Nvidia GeForce RTX 4080 with glowing VRAM

Next generation Nvidia and AMD GPUs have just been given a big shot in the arm, thanks to a new memory standard that enables faster speeds and larger capacities. Memory standards body JEDEC has just published the standard for GDDR7, promising a massive increase in bandwidth and capacity over the memory used in today’s graphics cards.

At the moment, all the best graphics card options either use GDDR6 or GDDR6X VRAM, with all current AMD options using the former, as well as the Nvidia RTX 4060 and 4060 Ti. Nvidia’s higher end options use GDDR6X memory, which was the result of a collaboration with Micron and hasn’t had a standard published by JEDEC. However, GDDR7 promises to boost bandwidth compared to both these memory types.
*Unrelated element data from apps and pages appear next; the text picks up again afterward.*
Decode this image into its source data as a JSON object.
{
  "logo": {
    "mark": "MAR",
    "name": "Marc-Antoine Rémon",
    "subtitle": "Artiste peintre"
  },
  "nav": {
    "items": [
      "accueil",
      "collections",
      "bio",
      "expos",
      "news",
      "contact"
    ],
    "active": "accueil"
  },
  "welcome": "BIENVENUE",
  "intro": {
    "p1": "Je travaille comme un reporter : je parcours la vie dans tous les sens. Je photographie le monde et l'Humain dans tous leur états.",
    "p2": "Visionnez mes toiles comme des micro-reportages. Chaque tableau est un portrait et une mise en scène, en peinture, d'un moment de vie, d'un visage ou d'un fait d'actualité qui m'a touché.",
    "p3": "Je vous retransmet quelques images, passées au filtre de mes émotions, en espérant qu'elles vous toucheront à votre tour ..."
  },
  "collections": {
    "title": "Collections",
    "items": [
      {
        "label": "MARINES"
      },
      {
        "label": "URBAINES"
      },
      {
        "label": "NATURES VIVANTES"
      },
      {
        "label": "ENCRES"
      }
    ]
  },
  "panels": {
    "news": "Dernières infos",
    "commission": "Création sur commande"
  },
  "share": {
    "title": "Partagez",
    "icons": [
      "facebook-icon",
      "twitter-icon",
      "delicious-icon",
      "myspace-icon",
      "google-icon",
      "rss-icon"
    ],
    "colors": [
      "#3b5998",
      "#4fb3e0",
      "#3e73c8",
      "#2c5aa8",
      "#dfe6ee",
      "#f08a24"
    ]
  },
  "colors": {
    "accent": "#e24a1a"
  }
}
“GDDR7 offers double the bandwidth over GDDR6,” says JEDEC, claiming that memory using the new standard could run at “192GB/s per device,” where “device” in this instance refers to a single memory chip.

The performance of memory is often expressed in terms of bandwidth per pin, where each chip has 32 pins. Samsung has already demonstrated GDDR7 VRAM running at 32Gbps per pin earlier this year, and the JEDEC spec even has headroom for bandwidth of up to 48Gbps per pin (which is how you get the 192GB/s figure above). As a point of comparison, both GDDR6 and GDDR6X max out at around 24Gbps per pin right now.

To put all of this in terms you might see on a graphics card specs list, you would only need a 256-bit memory bus for a GDDR7 graphics card to pass the 1TB/s bandwidth barrier, whereas you would need a 384-bit bus on a card such as the RTX 4090 to do that on current GDDR6X systems. If your VRAM has 48Gbps of bandwidth per pin, you would be pushing past 2TB/s with a 384-bit bus.

The secret sauce behind the higher bandwidth comes from GDDR7 moving to a 3-bit pulse amplitude modulation (PAM) encoding system, compared to the 2-bit non-return-to-zero (NRZ) signalling system used by GDDR6. In simple terms, this means GDDR7 can send three bits in every pair of clock cycles, rather than the two of GDDR6.

Interestingly, the GDDR7 spec also doubles the potential density of VRAM chips to up to 64Gb, with JEDEC support starting with 16-32Gb densities. Comparably, most GDDR6 chips today only have a density of 16Gb, even if there are technically 32Gb samples available.

To put that into perspective, an RTX 4090 currently has 12 16Gb (2GB) chips to give it a total of 24GB, but that would be 48GB if you used 12 32Gb (4GB) chips, or 96GB if they all had a 64Gb density (and 192GB if you used 24 chips).

Of course, we’re a long way from games maxing out 24GB at the moment, let alone any more, and no memory makers have suggested any densities beyond 24Gb for the GDDR7 chips they’re making at the moment. However, hopefully we’ll soon be able to stop complaining about graphics cards not having enough memory, and they will be faster too.

In the meantime, if you’re looking to build a gaming PC that needs a fast graphics card with GDDR6X memory, check out our latest RTX 4080 Super review, where we put Nvidia’s latest high-end GPU through its paces.